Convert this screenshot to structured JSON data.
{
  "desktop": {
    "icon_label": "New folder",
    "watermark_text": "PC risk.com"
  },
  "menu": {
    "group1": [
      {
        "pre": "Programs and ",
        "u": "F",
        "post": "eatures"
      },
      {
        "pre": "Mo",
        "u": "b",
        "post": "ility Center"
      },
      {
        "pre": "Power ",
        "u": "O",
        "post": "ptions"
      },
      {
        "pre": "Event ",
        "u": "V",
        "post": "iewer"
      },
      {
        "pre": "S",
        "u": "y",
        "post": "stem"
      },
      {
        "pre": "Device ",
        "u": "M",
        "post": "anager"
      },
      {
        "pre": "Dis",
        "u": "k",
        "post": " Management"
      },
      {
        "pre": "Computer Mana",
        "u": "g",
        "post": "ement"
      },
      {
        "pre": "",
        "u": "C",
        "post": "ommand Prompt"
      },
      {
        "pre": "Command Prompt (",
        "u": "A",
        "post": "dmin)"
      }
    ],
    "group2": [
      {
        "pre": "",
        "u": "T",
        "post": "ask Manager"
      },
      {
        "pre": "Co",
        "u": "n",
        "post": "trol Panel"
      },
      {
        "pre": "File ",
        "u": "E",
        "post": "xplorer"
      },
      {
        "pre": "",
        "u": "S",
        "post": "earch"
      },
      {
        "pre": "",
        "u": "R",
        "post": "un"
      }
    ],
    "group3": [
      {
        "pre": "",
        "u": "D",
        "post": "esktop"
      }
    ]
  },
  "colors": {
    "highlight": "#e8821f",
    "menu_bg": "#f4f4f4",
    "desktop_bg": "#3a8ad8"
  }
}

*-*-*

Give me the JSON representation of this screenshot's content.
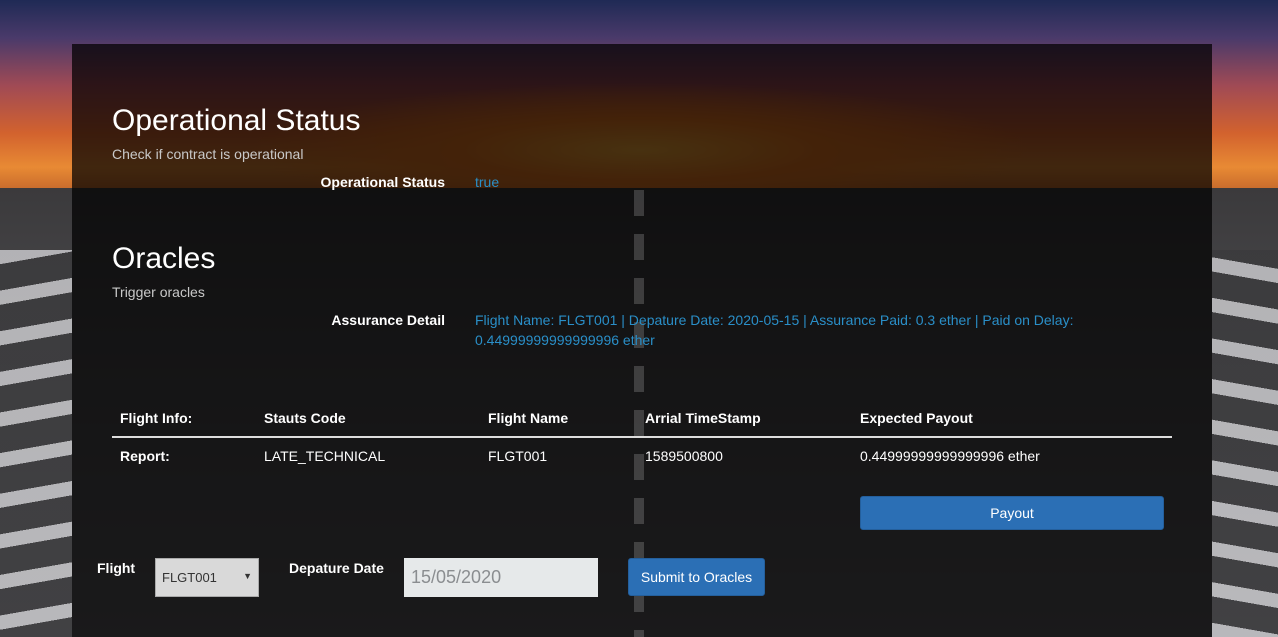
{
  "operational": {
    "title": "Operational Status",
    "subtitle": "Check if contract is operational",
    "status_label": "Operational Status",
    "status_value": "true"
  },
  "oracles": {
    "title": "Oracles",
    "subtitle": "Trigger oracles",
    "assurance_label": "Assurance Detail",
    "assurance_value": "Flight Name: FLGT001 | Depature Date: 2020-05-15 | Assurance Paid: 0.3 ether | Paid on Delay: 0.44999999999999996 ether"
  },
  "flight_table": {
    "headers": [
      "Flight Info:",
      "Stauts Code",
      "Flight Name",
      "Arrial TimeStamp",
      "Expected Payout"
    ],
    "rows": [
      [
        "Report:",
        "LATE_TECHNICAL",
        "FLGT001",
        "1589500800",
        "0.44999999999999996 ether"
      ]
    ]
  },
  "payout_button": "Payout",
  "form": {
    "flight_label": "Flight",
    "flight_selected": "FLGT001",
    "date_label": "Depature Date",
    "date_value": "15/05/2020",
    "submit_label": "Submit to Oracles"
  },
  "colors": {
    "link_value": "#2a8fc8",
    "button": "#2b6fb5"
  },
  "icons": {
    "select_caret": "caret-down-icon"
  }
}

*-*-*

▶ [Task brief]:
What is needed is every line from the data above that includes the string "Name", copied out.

▶ [Output below]:
    "assurance_value": "Flight Name: FLGT001 | Depature Date: 2020-05-15 | Assurance Paid: 0.3 ether | Paid on Delay: 0.44999999999999996 ether"
      "Flight Name",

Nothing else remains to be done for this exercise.